[INFORMATION GIVEN]
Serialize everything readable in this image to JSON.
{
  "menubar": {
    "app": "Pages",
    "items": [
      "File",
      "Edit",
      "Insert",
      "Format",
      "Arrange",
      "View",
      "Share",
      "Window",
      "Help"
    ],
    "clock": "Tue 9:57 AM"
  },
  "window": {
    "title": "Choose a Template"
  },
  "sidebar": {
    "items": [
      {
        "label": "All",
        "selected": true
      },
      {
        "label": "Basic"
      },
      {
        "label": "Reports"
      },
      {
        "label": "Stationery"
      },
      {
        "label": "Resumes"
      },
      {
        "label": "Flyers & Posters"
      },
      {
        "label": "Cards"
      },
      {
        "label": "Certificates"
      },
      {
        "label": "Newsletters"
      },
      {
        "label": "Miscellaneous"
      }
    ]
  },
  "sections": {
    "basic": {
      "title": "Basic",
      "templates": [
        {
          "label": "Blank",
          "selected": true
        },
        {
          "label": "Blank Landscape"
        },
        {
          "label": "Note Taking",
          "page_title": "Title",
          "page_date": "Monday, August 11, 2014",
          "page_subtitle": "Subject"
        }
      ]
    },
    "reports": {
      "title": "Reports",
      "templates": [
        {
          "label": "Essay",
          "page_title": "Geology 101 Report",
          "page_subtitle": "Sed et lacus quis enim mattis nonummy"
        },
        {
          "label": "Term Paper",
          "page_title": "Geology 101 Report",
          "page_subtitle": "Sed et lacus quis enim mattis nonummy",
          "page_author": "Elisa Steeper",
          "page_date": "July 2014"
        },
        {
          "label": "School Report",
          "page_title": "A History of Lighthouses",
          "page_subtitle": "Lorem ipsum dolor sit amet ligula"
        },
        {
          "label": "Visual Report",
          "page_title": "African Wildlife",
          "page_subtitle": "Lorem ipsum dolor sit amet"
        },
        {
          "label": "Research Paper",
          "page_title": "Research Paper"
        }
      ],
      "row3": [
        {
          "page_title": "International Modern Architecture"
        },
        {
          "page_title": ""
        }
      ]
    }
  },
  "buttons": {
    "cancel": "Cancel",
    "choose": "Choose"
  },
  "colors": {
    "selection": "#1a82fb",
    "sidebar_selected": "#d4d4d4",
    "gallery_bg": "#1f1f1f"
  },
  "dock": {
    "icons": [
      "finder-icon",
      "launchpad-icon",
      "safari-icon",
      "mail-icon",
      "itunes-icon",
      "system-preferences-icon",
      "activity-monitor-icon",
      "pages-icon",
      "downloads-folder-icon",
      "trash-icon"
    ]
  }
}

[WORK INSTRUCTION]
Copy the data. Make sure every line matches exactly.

[EXERCISE RESPONSE]
Serialize everything readable in this image to JSON.
{
  "menubar": {
    "app": "Pages",
    "items": [
      "File",
      "Edit",
      "Insert",
      "Format",
      "Arrange",
      "View",
      "Share",
      "Window",
      "Help"
    ],
    "clock": "Tue 9:57 AM"
  },
  "window": {
    "title": "Choose a Template"
  },
  "sidebar": {
    "items": [
      {
        "label": "All",
        "selected": true
      },
      {
        "label": "Basic"
      },
      {
        "label": "Reports"
      },
      {
        "label": "Stationery"
      },
      {
        "label": "Resumes"
      },
      {
        "label": "Flyers & Posters"
      },
      {
        "label": "Cards"
      },
      {
        "label": "Certificates"
      },
      {
        "label": "Newsletters"
      },
      {
        "label": "Miscellaneous"
      }
    ]
  },
  "sections": {
    "basic": {
      "title": "Basic",
      "templates": [
        {
          "label": "Blank",
          "selected": true
        },
        {
          "label": "Blank Landscape"
        },
        {
          "label": "Note Taking",
          "page_title": "Title",
          "page_date": "Monday, August 11, 2014",
          "page_subtitle": "Subject"
        }
      ]
    },
    "reports": {
      "title": "Reports",
      "templates": [
        {
          "label": "Essay",
          "page_title": "Geology 101 Report",
          "page_subtitle": "Sed et lacus quis enim mattis nonummy"
        },
        {
          "label": "Term Paper",
          "page_title": "Geology 101 Report",
          "page_subtitle": "Sed et lacus quis enim mattis nonummy",
          "page_author": "Elisa Steeper",
          "page_date": "July 2014"
        },
        {
          "label": "School Report",
          "page_title": "A History of Lighthouses",
          "page_subtitle": "Lorem ipsum dolor sit amet ligula"
        },
        {
          "label": "Visual Report",
          "page_title": "African Wildlife",
          "page_subtitle": "Lorem ipsum dolor sit amet"
        },
        {
          "label": "Research Paper",
          "page_title": "Research Paper"
        }
      ],
      "row3": [
        {
          "page_title": "International Modern Architecture"
        },
        {
          "page_title": ""
        }
      ]
    }
  },
  "buttons": {
    "cancel": "Cancel",
    "choose": "Choose"
  },
  "colors": {
    "selection": "#1a82fb",
    "sidebar_selected": "#d4d4d4",
    "gallery_bg": "#1f1f1f"
  },
  "dock": {
    "icons": [
      "finder-icon",
      "launchpad-icon",
      "safari-icon",
      "mail-icon",
      "itunes-icon",
      "system-preferences-icon",
      "activity-monitor-icon",
      "pages-icon",
      "downloads-folder-icon",
      "trash-icon"
    ]
  }
}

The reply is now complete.